* [Exercise description] Look for the word "Work" in the entries and copy every line where it shows up.

--- START ---

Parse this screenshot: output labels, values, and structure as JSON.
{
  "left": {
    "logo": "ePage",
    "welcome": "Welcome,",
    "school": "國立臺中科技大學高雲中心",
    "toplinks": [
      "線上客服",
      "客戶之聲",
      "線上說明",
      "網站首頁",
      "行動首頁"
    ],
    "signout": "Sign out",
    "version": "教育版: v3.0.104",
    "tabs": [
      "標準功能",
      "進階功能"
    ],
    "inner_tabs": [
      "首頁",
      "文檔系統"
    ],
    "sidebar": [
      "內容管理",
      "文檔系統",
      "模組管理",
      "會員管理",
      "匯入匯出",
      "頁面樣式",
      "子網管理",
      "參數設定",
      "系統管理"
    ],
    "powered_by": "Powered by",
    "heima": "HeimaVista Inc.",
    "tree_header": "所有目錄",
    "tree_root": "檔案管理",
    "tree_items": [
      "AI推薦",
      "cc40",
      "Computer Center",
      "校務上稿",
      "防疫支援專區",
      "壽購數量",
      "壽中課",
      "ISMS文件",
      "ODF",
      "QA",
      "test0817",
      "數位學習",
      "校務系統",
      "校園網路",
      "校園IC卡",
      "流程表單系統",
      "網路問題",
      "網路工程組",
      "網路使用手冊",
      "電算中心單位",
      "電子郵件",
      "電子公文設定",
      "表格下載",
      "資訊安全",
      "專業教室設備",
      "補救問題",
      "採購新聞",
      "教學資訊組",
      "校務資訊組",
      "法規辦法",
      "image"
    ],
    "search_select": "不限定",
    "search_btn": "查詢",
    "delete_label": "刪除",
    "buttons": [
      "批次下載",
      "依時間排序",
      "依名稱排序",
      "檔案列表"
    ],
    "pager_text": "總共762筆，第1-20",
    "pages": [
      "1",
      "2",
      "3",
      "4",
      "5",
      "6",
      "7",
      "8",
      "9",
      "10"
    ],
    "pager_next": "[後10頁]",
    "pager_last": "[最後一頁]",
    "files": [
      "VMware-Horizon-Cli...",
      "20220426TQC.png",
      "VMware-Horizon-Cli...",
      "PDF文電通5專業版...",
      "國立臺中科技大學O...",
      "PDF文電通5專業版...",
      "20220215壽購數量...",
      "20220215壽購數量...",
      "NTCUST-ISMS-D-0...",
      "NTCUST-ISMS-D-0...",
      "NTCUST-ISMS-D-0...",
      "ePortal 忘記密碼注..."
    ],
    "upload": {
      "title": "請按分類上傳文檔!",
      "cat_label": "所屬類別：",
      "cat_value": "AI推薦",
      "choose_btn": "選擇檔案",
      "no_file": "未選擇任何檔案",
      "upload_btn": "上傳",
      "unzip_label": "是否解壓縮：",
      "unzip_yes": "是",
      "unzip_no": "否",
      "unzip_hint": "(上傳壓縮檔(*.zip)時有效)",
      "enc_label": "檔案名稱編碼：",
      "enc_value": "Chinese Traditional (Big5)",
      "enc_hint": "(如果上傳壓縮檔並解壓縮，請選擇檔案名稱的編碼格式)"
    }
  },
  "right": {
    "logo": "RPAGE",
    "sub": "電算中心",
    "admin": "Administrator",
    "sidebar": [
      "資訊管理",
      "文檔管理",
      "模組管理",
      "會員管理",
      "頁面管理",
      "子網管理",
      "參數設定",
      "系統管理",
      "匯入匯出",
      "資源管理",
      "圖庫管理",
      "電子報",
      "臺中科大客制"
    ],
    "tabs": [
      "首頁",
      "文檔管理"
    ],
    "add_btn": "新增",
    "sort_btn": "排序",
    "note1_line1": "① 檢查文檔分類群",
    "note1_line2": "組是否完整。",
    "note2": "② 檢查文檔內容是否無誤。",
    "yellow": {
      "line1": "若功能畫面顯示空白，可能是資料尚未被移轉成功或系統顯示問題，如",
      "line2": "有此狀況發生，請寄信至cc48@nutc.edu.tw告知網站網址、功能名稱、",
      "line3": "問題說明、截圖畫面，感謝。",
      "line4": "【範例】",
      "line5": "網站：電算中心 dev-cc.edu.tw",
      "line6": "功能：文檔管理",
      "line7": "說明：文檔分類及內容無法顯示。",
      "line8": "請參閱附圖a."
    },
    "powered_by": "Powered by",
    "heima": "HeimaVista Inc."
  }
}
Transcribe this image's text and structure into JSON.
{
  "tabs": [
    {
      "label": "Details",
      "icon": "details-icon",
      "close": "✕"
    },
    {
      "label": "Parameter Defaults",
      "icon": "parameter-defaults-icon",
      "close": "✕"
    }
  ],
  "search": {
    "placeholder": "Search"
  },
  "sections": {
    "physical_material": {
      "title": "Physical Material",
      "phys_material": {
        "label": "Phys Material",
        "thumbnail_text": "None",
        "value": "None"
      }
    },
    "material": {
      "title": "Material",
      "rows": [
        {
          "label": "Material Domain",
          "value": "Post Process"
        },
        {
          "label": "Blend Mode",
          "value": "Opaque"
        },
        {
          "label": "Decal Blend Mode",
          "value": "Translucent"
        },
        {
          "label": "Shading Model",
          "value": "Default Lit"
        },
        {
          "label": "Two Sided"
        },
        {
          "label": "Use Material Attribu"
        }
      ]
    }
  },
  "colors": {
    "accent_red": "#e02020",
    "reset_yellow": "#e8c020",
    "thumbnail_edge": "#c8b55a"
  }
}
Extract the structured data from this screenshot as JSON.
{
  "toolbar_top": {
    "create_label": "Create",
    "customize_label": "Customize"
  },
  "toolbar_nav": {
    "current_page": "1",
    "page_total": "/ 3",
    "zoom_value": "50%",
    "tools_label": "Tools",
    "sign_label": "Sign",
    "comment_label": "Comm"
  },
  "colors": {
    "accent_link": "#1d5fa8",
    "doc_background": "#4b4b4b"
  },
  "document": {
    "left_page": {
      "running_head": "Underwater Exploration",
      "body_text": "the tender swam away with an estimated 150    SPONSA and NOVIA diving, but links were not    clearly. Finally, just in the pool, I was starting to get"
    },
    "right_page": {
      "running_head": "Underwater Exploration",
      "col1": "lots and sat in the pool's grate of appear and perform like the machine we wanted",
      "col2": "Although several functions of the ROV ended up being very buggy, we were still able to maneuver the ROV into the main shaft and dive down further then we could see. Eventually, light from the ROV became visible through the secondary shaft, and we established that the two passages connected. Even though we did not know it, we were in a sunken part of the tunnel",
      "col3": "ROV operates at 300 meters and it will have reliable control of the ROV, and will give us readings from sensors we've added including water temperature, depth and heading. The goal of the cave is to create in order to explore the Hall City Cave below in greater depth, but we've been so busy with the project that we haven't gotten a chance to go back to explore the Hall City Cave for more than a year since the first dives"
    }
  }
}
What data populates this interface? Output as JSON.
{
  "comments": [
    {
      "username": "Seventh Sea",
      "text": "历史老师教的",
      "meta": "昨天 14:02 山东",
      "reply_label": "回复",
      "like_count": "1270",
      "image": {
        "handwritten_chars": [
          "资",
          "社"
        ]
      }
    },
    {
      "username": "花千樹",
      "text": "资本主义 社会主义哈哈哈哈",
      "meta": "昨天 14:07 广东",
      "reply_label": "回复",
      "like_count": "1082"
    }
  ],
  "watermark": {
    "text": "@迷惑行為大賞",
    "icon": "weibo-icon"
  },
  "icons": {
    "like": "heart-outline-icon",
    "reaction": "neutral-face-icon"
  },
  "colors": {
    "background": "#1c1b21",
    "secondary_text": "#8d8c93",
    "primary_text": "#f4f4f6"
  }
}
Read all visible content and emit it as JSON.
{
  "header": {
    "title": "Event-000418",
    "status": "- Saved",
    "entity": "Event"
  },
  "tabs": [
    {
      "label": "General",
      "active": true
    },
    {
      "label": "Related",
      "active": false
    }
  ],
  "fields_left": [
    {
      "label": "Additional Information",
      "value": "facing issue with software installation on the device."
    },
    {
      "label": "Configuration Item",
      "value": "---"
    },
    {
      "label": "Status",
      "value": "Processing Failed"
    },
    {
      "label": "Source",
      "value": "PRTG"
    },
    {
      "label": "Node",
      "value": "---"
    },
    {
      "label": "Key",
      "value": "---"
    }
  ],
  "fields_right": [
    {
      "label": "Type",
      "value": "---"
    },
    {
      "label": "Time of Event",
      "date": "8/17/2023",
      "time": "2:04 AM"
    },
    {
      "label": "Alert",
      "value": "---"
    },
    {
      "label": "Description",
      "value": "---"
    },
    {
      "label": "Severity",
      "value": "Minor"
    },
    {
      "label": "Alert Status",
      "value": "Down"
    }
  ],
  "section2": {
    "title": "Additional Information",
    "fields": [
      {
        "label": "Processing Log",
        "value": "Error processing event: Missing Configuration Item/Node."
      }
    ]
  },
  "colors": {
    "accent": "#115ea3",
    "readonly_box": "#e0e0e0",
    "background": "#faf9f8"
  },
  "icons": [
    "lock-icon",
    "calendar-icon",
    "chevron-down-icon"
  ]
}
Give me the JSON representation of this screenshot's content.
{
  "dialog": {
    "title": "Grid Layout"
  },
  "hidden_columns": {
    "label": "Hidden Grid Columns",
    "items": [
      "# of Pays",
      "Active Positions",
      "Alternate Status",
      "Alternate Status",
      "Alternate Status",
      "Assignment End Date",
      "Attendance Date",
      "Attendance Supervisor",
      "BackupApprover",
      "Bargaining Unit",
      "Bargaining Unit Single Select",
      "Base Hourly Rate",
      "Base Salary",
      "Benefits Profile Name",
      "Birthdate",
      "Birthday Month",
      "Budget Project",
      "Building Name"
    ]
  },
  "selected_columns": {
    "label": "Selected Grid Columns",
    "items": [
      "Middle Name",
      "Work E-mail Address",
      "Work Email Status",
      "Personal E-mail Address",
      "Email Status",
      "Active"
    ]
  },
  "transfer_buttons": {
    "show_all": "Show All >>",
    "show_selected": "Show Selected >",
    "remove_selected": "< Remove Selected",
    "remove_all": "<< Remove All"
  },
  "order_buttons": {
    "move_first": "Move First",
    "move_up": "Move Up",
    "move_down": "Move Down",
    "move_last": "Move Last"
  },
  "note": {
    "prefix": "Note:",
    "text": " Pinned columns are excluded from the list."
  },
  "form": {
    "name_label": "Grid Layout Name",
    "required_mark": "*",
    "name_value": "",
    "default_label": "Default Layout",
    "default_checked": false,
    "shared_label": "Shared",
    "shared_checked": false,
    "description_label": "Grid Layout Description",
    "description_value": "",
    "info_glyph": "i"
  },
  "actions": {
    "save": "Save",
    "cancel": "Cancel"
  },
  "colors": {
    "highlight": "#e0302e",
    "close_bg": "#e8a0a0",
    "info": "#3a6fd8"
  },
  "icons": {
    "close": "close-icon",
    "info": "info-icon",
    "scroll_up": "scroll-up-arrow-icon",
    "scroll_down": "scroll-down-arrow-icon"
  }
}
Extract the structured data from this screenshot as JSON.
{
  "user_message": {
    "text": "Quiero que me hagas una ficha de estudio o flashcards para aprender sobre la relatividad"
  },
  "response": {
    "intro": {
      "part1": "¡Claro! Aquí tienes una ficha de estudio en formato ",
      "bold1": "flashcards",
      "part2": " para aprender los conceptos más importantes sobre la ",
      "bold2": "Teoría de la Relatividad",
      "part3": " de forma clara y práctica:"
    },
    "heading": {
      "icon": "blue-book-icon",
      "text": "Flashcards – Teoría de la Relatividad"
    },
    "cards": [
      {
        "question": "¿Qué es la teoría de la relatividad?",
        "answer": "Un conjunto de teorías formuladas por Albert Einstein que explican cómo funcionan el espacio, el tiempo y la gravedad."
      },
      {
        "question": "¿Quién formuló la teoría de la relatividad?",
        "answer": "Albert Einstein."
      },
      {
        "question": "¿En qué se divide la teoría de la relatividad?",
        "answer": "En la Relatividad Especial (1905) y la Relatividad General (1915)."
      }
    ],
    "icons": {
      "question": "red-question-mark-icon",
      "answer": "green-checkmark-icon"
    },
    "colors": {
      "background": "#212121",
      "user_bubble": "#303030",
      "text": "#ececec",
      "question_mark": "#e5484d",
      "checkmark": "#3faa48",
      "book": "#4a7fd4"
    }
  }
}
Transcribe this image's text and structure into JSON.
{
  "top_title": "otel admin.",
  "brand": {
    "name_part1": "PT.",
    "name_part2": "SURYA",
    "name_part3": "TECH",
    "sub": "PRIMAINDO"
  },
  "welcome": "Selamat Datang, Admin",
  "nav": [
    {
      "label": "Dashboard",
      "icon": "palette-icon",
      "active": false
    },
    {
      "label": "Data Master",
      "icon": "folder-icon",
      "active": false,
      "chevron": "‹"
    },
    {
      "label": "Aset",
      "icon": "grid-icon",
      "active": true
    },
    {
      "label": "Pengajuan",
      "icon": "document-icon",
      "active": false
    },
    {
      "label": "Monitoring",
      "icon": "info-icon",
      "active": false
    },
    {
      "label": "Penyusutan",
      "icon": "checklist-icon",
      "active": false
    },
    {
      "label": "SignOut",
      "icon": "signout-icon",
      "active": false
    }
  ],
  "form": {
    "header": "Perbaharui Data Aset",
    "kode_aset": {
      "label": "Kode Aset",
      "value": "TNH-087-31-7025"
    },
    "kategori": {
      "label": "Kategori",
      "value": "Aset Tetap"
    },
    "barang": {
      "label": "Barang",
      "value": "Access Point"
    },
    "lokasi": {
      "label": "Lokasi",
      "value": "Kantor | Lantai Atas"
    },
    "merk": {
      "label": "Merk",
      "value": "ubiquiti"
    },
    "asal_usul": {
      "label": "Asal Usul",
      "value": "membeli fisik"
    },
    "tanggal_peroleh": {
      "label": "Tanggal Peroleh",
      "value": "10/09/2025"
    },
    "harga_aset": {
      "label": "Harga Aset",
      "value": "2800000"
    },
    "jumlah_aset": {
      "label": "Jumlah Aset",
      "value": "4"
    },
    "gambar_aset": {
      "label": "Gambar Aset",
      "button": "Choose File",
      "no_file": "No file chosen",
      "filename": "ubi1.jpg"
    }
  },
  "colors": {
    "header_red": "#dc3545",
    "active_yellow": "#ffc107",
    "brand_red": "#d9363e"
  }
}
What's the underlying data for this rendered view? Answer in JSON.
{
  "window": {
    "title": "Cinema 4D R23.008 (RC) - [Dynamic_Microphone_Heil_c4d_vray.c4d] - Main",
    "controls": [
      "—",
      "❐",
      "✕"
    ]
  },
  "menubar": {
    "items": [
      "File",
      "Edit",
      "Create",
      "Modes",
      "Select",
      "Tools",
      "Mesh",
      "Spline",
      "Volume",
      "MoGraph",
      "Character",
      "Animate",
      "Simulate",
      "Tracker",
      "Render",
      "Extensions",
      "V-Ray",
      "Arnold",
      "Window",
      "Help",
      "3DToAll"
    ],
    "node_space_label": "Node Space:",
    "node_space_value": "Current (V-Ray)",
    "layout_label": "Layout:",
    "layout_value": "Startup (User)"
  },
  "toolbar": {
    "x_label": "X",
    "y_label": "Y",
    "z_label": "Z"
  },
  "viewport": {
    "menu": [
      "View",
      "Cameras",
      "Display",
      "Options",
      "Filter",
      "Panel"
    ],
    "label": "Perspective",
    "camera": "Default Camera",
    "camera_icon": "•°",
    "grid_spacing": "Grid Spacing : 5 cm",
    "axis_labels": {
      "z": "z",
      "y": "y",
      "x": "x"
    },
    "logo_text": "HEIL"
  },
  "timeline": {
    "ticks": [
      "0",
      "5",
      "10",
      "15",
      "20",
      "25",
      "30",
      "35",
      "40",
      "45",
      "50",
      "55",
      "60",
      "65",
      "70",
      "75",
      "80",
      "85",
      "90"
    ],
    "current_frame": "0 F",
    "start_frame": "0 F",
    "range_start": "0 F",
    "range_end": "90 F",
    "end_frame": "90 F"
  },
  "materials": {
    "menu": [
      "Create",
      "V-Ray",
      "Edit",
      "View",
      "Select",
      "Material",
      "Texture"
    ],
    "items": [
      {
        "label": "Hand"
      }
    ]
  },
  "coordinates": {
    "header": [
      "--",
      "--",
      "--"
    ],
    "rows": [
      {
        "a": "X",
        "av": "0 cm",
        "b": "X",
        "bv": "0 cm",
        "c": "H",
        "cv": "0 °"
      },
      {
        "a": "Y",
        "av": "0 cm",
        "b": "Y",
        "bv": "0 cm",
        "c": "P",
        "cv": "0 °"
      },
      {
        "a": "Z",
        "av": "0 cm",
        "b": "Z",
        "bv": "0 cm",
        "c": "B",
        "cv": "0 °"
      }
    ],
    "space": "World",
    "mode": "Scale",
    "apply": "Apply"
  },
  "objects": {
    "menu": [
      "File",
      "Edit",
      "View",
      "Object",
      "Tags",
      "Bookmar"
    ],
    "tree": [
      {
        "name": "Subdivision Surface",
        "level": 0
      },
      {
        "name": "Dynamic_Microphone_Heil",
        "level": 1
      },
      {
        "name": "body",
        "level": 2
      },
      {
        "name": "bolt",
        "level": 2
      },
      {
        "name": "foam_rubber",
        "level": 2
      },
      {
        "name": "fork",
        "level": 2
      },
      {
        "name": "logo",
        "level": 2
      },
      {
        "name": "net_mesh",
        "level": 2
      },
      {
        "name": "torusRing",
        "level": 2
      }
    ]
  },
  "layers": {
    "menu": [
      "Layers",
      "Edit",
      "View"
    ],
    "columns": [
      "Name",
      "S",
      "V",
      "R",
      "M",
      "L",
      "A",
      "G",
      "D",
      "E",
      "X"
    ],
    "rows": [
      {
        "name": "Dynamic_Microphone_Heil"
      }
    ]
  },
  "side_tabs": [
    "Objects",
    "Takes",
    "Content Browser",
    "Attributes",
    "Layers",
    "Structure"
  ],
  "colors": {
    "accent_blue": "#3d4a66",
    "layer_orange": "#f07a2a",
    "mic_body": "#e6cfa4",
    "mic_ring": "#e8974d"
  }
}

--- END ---

* [Response below]
      "Work E-mail Address",
      "Work Email Status",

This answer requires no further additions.